[[ Task input, beginning ]]
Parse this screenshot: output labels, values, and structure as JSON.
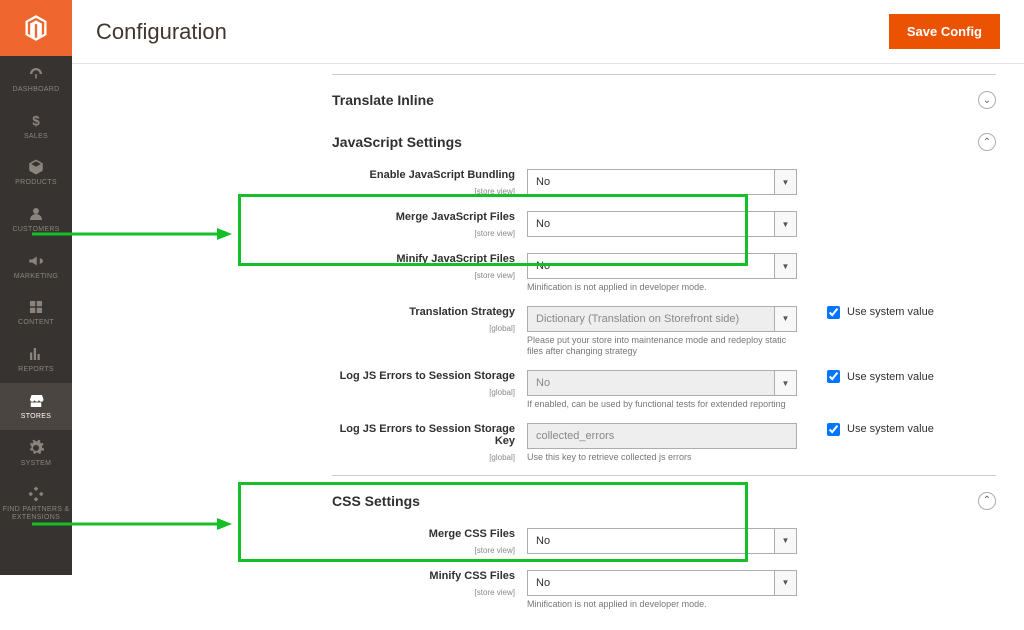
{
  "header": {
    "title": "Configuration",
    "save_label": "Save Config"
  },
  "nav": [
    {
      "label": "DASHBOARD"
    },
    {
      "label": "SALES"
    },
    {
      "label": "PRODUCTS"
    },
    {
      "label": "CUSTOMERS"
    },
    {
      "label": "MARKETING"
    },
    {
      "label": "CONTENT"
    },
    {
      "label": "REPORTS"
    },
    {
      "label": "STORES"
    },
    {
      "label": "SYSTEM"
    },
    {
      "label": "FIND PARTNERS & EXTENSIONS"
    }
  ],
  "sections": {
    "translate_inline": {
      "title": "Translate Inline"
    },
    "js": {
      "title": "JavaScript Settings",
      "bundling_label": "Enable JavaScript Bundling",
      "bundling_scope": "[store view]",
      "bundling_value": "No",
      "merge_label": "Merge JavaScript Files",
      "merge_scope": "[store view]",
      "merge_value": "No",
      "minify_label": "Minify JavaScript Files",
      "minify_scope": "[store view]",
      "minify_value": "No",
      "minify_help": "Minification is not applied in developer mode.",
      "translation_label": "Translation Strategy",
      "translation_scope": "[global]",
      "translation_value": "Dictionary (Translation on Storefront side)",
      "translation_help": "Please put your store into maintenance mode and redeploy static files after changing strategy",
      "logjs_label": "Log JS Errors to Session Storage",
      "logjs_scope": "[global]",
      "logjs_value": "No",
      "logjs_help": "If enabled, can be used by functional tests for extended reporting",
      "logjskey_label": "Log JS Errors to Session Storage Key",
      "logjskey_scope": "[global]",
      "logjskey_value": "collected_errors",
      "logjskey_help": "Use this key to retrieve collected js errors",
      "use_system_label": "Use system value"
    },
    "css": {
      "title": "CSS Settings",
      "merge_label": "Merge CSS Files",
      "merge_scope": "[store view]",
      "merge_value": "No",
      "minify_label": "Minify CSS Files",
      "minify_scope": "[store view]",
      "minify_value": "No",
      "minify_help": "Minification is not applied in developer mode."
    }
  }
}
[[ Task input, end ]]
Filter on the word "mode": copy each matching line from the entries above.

• **Written answer**
      "minify_help": "Minification is not applied in developer mode.",
      "translation_help": "Please put your store into maintenance mode and redeploy static files after changing strategy",
      "minify_help": "Minification is not applied in developer mode."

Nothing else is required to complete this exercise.